Without the pictures, repeat all of the data exactly as it appears below.

**Information provided**
------------------------------------------------

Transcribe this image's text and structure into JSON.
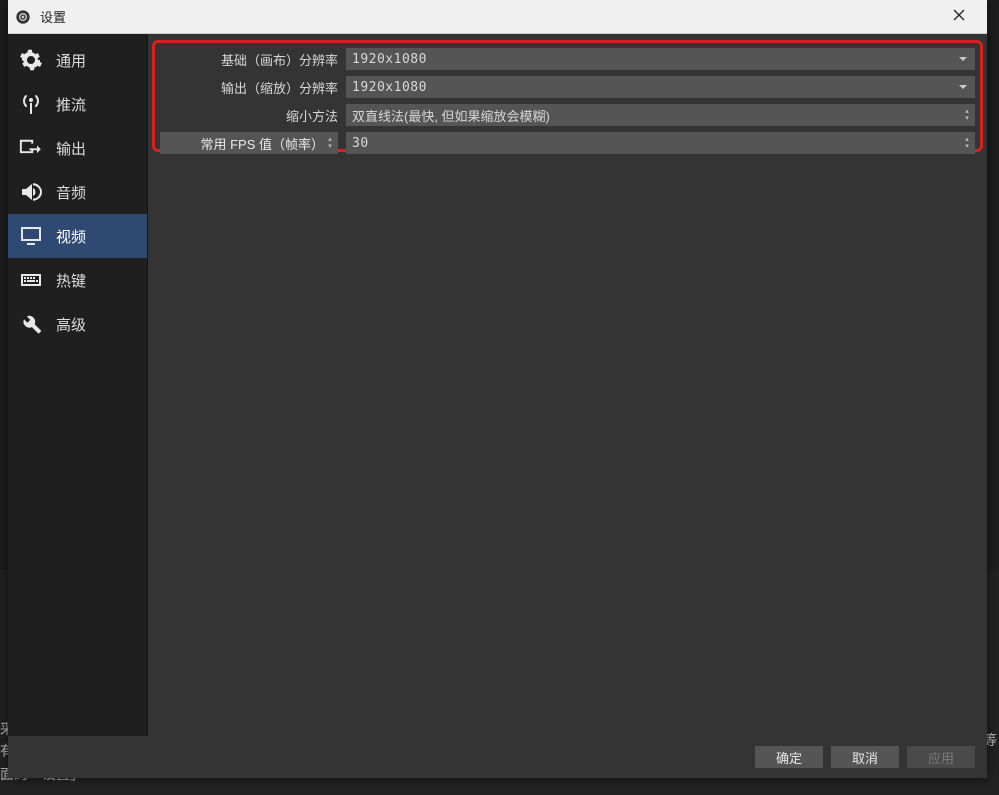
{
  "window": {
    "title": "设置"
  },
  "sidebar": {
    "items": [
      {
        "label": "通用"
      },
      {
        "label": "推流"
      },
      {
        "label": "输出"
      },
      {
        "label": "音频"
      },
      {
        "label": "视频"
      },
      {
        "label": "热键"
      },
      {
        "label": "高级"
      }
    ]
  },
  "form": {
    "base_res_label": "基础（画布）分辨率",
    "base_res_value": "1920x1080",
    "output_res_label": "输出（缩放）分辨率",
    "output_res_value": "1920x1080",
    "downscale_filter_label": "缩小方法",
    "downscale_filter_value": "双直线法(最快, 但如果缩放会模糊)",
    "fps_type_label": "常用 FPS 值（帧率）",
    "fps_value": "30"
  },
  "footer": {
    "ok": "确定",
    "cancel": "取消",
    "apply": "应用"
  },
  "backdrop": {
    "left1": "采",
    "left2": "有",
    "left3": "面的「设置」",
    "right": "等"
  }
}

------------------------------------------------

**Answer area**
Transcribe this image's text and structure into JSON.
{
  "window": {
    "title": "设置"
  },
  "sidebar": {
    "items": [
      {
        "label": "通用"
      },
      {
        "label": "推流"
      },
      {
        "label": "输出"
      },
      {
        "label": "音频"
      },
      {
        "label": "视频"
      },
      {
        "label": "热键"
      },
      {
        "label": "高级"
      }
    ]
  },
  "form": {
    "base_res_label": "基础（画布）分辨率",
    "base_res_value": "1920x1080",
    "output_res_label": "输出（缩放）分辨率",
    "output_res_value": "1920x1080",
    "downscale_filter_label": "缩小方法",
    "downscale_filter_value": "双直线法(最快, 但如果缩放会模糊)",
    "fps_type_label": "常用 FPS 值（帧率）",
    "fps_value": "30"
  },
  "footer": {
    "ok": "确定",
    "cancel": "取消",
    "apply": "应用"
  },
  "backdrop": {
    "left1": "采",
    "left2": "有",
    "left3": "面的「设置」",
    "right": "等"
  }
}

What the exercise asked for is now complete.